Examples of active transport
In plants: Plants need mineral salts (e.g. nitrates) for making proteins and growth. Nitrates are at a higher concentration inside the root cells than they are when dissolved in the water around the soil particles. If the plant relied on diffusion alone, the vital nitrate salts would drain out of the cells into the soil. So energy is deployed by the cells to actively transport nitrates across the cell membrane into the root cells, against the concentration gradient.
In humans: Active transport takes place during digestion of food in the small intestine. After food has been absorbed by the villi for some time, the concentration of food molecules inside the villi increases, making it impossible for more food to diffuse into the villi. So simple sugars, amino acids, minerals and vitamins are actively absorbed into the villi, from an area of lower to an area of higher concentration
The Cell Cycle
At one time, biologists described the life of a cell division after another "Interphase". During the Cell Cycle, a cell grows, prepares for division, and divides to create two daughter cells, each of which begin the cell cycle. During the normal cell cycle, interphase can be quite long, whereas the actual division of the cell takes place quickly. Interphase is divided into three phases: G1, S, and G2. The G1 period is a period of activity in which cells do most of their growing. During this phase, cells increase in size and synthesize new proteins and organelles. G1 is followed by the S phase, in which chromosomes are replicated and the synthesis of DNA molecules takes place. Key proteins associated with the chromosomes are synthesized during the S phase. Usually, once a cell enters the S phase and begins the replication of its chromosomes, it completes the rest of the cell cycle, including mitosis. When DNA replication is completed, the cell enters the G2 phase. G2 is usually the shortest of the three stages of interphase. During the G2 phase, many of the organells and molecules required for cell division are produced. When the events of the G2 phase is complete, the cell is ready to enter the M phase and begin the process of cell division.
The first and longest phase of mitosis, prophase, can take as much as 50-60 percent of the total time to complete mitosis. During prophase, the chromosomes become visible. The centrioles, two tiny structures located in the cytoplasm near the nuclear envelope, separate and take up positions on opposite sides of the nucleus.
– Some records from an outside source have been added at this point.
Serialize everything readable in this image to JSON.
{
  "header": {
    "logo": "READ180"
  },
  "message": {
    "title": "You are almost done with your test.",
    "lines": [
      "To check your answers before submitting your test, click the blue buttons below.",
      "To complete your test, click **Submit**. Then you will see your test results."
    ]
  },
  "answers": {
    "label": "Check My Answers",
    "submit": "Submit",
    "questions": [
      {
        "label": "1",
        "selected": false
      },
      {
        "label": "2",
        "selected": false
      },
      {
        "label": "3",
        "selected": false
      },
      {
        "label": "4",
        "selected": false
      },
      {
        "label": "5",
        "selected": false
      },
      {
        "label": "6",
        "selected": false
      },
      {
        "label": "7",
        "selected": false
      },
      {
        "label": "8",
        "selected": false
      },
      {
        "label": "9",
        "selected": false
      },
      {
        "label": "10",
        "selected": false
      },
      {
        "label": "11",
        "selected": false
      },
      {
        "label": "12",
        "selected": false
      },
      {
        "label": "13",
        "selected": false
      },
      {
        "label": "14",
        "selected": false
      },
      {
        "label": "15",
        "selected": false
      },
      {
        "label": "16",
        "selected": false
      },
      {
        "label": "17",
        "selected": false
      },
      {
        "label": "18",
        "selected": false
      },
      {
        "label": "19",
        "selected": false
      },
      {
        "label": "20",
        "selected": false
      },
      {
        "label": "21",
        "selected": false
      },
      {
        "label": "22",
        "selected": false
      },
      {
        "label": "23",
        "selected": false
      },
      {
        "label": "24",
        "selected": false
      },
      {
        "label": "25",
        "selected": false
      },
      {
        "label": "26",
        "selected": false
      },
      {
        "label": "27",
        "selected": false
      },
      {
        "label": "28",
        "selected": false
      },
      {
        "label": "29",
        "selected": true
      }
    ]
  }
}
The centriols lie in a region called the centrosome that helps to organise the spindle, a fanliek microtubule structure that help separate the chromosomes. During prophase, the condensed chromosomes become attached to fibers in the spindle at a point near the centromere of each chromatid.
The second phase of mitosis, metaphase, often only lasts a few minutes. During metaphase, the chromosomes line up across the center of the cell. Microtubules connect the centromere of each chromosome to the poles of the spindle.
Anaphase is the third phase of mitosis. During anaphase, the centromeres that join the sister chromatids separate, allowing the sister chromatids to separate and become individual chromosomes. The chromosomes continue to move until they have separated into two groups near the poles of the spindle. Anaphase ends when the chromosomes stop moving.
Following anaphase is telophase, the fourth and final phase of mitosis. In telophase, the chromosomes, which were distinct and condensed, begin to disperse into a tangle of dense material. A nuclear envelope re-forms around each cluster of chromosomes. The spindle begins to break apart, and a nucleolus becomes bisible in each daughter nucleus. Mitosis is complete. Back to GCSE Science